The Secrets of Barbecue Sauce
May 01, 2012
For me, the highlight of this coming weekend will be the Truman Heritage Festival BBQ Championship on May 4 - 5, a collaboration between the City of Grandview and MCPL. Barbecue competitors are fiercely protective of their techniques and recipes. For instance, one might get to read the NSA secret files on Area 51 before a barbecue competitor might divulge the exact composition of their spice rub. Similarly, the exact makeup of barbecue sauce varies greatly between and within geographic regions.

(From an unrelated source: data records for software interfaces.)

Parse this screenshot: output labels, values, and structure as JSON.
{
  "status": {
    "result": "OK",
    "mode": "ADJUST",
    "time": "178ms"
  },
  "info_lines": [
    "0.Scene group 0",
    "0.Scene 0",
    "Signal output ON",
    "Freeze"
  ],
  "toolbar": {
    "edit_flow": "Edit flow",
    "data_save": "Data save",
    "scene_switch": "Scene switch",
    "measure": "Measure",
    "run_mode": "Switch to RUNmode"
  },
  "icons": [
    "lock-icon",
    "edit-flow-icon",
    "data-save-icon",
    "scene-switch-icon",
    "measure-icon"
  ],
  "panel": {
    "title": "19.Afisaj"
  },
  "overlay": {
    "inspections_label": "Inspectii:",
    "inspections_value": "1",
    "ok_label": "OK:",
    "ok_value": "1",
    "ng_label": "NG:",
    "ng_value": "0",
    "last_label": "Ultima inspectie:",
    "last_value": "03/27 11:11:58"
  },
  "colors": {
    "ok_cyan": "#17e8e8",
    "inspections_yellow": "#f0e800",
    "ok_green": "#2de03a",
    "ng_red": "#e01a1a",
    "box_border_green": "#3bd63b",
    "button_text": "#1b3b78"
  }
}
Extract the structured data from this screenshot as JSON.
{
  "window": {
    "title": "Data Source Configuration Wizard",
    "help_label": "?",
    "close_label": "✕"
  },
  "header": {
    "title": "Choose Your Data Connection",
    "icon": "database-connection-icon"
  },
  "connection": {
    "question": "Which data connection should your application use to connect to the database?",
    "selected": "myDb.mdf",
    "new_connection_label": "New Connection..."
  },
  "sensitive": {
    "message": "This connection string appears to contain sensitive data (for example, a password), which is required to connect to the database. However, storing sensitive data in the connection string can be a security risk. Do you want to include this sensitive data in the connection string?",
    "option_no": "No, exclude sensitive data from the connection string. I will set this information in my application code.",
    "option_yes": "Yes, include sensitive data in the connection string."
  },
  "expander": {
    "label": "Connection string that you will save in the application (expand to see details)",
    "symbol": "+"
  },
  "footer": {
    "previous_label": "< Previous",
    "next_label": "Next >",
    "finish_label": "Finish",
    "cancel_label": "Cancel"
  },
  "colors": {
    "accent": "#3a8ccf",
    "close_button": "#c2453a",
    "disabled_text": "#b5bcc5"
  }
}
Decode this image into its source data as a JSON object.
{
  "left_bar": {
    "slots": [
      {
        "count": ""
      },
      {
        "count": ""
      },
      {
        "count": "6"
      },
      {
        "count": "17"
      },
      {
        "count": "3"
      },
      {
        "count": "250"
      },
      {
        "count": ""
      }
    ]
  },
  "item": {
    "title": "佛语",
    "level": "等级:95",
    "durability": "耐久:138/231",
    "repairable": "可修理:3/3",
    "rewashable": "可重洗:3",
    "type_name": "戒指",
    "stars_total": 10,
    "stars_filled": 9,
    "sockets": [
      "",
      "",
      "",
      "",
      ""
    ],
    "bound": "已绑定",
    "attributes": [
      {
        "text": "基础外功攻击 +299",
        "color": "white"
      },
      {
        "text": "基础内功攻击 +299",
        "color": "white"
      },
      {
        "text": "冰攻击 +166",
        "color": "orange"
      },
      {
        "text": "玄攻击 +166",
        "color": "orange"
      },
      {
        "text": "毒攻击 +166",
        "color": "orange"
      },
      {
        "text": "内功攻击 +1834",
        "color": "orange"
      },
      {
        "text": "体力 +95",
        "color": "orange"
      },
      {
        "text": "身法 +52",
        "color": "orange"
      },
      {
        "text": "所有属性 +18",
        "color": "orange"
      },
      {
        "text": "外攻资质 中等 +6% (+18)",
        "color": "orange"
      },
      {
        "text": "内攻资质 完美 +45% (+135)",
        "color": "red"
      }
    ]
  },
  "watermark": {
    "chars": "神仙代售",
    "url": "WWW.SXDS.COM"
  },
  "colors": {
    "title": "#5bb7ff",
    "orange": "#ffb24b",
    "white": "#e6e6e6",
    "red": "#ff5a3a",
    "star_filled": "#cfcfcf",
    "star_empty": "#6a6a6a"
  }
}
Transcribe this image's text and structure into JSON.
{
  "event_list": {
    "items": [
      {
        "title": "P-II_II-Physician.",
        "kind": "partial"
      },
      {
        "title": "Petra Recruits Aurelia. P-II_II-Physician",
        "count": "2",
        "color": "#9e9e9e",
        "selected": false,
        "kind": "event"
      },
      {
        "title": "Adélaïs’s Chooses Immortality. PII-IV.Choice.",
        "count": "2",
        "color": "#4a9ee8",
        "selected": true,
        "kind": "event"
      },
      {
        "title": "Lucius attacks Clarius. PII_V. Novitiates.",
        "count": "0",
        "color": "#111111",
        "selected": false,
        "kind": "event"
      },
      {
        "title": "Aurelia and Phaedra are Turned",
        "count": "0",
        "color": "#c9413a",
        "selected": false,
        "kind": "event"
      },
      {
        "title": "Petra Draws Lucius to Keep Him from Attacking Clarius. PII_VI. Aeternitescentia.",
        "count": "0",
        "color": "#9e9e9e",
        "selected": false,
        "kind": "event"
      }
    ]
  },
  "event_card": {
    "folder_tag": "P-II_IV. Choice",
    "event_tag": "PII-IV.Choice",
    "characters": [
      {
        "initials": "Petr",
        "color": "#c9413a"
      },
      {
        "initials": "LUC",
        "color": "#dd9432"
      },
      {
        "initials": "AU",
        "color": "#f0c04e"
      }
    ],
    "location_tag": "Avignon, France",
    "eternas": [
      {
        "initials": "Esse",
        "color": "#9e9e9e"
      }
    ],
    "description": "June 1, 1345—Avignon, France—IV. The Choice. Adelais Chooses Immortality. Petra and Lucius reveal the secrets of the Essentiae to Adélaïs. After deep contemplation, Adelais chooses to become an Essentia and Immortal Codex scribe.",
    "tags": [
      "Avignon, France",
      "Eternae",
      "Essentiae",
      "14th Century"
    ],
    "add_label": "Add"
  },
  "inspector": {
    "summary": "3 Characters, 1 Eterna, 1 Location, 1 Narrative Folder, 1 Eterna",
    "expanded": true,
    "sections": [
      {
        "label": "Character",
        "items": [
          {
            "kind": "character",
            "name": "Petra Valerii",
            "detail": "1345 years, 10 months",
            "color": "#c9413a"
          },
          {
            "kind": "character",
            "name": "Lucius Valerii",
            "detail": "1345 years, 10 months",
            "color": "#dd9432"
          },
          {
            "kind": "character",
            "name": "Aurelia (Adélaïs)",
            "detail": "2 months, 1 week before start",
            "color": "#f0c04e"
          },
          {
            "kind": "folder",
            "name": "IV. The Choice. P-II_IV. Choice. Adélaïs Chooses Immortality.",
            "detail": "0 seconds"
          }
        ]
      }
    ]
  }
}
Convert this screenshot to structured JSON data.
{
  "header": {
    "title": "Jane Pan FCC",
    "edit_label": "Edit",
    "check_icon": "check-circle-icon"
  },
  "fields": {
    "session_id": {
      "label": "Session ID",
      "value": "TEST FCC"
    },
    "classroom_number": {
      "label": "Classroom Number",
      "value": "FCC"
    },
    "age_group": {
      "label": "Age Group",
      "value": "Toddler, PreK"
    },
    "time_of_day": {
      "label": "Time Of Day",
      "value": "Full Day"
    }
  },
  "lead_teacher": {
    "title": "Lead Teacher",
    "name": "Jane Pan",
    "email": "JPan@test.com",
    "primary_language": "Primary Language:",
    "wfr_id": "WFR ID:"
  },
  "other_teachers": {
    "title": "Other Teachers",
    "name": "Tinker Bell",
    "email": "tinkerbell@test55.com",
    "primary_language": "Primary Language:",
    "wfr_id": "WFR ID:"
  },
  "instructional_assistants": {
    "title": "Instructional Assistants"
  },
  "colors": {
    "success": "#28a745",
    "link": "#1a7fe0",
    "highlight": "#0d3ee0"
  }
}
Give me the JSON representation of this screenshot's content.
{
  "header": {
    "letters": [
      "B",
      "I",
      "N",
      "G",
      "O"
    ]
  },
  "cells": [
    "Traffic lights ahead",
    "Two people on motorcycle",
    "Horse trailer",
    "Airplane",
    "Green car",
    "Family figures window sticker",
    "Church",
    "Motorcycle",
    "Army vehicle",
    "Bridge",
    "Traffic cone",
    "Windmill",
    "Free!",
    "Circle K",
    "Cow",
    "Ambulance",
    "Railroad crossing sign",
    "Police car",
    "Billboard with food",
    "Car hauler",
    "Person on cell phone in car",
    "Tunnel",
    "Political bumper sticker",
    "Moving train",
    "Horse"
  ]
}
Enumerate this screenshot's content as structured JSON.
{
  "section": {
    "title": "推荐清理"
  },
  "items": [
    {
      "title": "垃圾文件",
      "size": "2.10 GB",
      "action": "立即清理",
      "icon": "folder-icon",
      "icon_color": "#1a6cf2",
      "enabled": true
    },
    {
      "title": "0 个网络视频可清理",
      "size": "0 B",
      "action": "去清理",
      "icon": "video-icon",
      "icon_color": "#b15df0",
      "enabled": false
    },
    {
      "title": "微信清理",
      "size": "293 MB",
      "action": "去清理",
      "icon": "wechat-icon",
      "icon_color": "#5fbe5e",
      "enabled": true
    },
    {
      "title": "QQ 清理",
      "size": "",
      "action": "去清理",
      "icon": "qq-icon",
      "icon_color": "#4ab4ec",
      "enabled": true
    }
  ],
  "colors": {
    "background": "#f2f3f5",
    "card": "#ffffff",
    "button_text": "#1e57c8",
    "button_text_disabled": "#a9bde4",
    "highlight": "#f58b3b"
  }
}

There are four basic types of American barbecue sauce based in the four major centers of barbecue culture in the United States. Most include vinegar, sugar, and a spice mix. Our Kansas City style barbecue sauce (the most popular) is tomato-based and usually quite sweet. The Memphis style is similar to the KC style, with the addition of molasses as a sweetener. The South Carolina style is unique in being mustard-based, while Texas style is much less sweet and usually contains Mexican spices such as cumin and chili powders. Which is best? I prefer KC style, but I also enjoy the Carolina style, especially on pulled pork.
In order to distinguish themselves from the pack, many barbecue competitors create their own unique sauces. An incomplete list of "secret" ingredients includes: apple juice, Hoisin sauce, soy sauce, tabasco sauce, Worcestershire sauce, teriyaki sauce, garlic, black pepper, honey, Dijon mustard, mayonnaise, ancho powder, and more. I am currently developing a sauce based on entirely East Asian components. I will not, however, tell you what they are.